(Collected data)
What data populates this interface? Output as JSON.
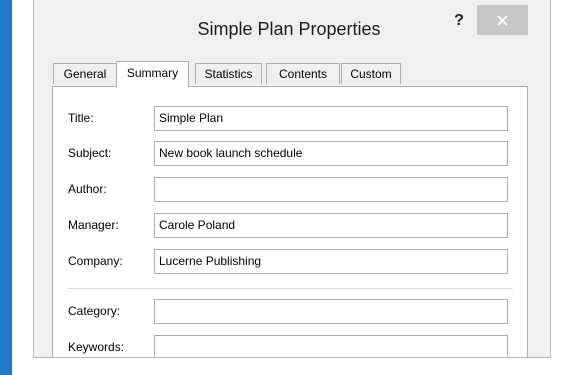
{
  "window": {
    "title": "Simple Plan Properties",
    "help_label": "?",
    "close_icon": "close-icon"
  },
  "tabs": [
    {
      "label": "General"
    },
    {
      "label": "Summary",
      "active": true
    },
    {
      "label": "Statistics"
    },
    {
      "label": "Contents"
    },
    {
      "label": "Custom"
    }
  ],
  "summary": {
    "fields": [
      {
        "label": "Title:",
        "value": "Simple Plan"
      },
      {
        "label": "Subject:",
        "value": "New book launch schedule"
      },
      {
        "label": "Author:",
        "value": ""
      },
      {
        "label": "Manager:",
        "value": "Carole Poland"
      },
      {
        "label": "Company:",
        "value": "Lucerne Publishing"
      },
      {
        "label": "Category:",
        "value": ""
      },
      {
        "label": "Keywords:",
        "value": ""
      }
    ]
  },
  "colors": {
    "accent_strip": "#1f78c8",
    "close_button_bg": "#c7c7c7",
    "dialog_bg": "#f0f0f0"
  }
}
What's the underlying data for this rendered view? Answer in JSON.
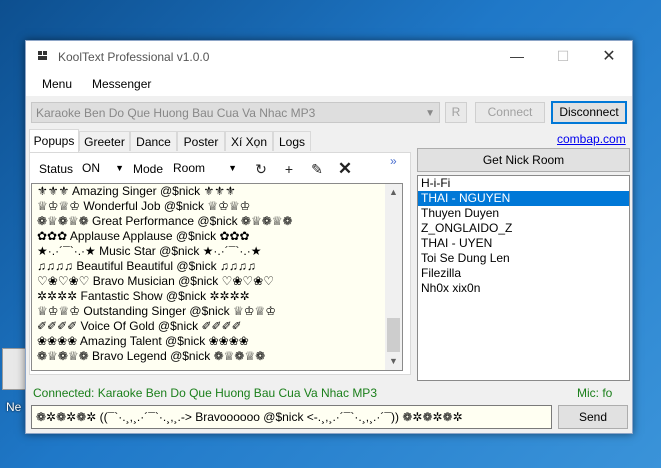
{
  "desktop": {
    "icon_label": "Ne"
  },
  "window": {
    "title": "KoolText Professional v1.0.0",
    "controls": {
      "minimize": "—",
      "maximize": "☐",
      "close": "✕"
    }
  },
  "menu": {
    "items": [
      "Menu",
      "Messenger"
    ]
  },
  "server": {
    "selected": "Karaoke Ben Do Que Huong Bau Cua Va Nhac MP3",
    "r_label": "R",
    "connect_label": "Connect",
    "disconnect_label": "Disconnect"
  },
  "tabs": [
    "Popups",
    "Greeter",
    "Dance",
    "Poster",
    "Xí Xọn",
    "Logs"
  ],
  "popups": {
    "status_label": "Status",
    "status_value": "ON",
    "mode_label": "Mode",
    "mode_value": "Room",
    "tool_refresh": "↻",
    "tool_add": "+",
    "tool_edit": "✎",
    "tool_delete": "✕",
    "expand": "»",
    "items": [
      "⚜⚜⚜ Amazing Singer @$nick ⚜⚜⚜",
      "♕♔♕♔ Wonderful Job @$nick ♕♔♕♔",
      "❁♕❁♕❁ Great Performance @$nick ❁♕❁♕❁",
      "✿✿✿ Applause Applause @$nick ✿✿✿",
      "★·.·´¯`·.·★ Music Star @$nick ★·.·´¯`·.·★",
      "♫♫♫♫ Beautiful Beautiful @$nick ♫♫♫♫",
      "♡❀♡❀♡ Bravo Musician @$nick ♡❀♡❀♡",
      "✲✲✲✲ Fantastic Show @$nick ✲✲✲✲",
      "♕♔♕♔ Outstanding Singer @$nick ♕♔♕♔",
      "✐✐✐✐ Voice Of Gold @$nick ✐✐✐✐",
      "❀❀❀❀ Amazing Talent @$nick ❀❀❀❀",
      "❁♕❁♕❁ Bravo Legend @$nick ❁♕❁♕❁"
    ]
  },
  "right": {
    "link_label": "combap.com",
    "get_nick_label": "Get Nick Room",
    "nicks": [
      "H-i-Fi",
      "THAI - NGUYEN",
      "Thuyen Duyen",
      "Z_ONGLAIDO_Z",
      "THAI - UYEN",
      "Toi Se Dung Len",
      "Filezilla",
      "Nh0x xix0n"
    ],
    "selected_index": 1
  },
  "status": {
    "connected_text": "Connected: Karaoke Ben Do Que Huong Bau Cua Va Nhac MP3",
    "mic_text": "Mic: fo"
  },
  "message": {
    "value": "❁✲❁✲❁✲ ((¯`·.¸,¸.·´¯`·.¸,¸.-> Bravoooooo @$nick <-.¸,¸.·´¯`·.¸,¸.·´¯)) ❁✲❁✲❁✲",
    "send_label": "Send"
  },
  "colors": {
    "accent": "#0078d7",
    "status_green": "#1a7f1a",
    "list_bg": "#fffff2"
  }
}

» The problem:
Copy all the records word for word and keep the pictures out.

» Solution for this problem:
What data populates this interface? Output as JSON.
{
  "window": {
    "title": "Simple Plan Properties",
    "help_label": "?",
    "close_icon": "close-icon"
  },
  "tabs": [
    {
      "label": "General"
    },
    {
      "label": "Summary",
      "active": true
    },
    {
      "label": "Statistics"
    },
    {
      "label": "Contents"
    },
    {
      "label": "Custom"
    }
  ],
  "summary": {
    "fields": [
      {
        "label": "Title:",
        "value": "Simple Plan"
      },
      {
        "label": "Subject:",
        "value": "New book launch schedule"
      },
      {
        "label": "Author:",
        "value": ""
      },
      {
        "label": "Manager:",
        "value": "Carole Poland"
      },
      {
        "label": "Company:",
        "value": "Lucerne Publishing"
      },
      {
        "label": "Category:",
        "value": ""
      },
      {
        "label": "Keywords:",
        "value": ""
      }
    ]
  },
  "colors": {
    "accent_strip": "#1f78c8",
    "close_button_bg": "#c7c7c7",
    "dialog_bg": "#f0f0f0"
  }
}
What's the underlying data for this rendered view? Answer in JSON.
{
  "desktop": {
    "icon_label": "Ne"
  },
  "window": {
    "title": "KoolText Professional v1.0.0",
    "controls": {
      "minimize": "—",
      "maximize": "☐",
      "close": "✕"
    }
  },
  "menu": {
    "items": [
      "Menu",
      "Messenger"
    ]
  },
  "server": {
    "selected": "Karaoke Ben Do Que Huong Bau Cua Va Nhac MP3",
    "r_label": "R",
    "connect_label": "Connect",
    "disconnect_label": "Disconnect"
  },
  "tabs": [
    "Popups",
    "Greeter",
    "Dance",
    "Poster",
    "Xí Xọn",
    "Logs"
  ],
  "popups": {
    "status_label": "Status",
    "status_value": "ON",
    "mode_label": "Mode",
    "mode_value": "Room",
    "tool_refresh": "↻",
    "tool_add": "+",
    "tool_edit": "✎",
    "tool_delete": "✕",
    "expand": "»",
    "items": [
      "⚜⚜⚜ Amazing Singer @$nick ⚜⚜⚜",
      "♕♔♕♔ Wonderful Job @$nick ♕♔♕♔",
      "❁♕❁♕❁ Great Performance @$nick ❁♕❁♕❁",
      "✿✿✿ Applause Applause @$nick ✿✿✿",
      "★·.·´¯`·.·★ Music Star @$nick ★·.·´¯`·.·★",
      "♫♫♫♫ Beautiful Beautiful @$nick ♫♫♫♫",
      "♡❀♡❀♡ Bravo Musician @$nick ♡❀♡❀♡",
      "✲✲✲✲ Fantastic Show @$nick ✲✲✲✲",
      "♕♔♕♔ Outstanding Singer @$nick ♕♔♕♔",
      "✐✐✐✐ Voice Of Gold @$nick ✐✐✐✐",
      "❀❀❀❀ Amazing Talent @$nick ❀❀❀❀",
      "❁♕❁♕❁ Bravo Legend @$nick ❁♕❁♕❁"
    ]
  },
  "right": {
    "link_label": "combap.com",
    "get_nick_label": "Get Nick Room",
    "nicks": [
      "H-i-Fi",
      "THAI - NGUYEN",
      "Thuyen Duyen",
      "Z_ONGLAIDO_Z",
      "THAI - UYEN",
      "Toi Se Dung Len",
      "Filezilla",
      "Nh0x xix0n"
    ],
    "selected_index": 1
  },
  "status": {
    "connected_text": "Connected: Karaoke Ben Do Que Huong Bau Cua Va Nhac MP3",
    "mic_text": "Mic: fo"
  },
  "message": {
    "value": "❁✲❁✲❁✲ ((¯`·.¸,¸.·´¯`·.¸,¸.-> Bravoooooo @$nick <-.¸,¸.·´¯`·.¸,¸.·´¯)) ❁✲❁✲❁✲",
    "send_label": "Send"
  },
  "colors": {
    "accent": "#0078d7",
    "status_green": "#1a7f1a",
    "list_bg": "#fffff2"
  }
}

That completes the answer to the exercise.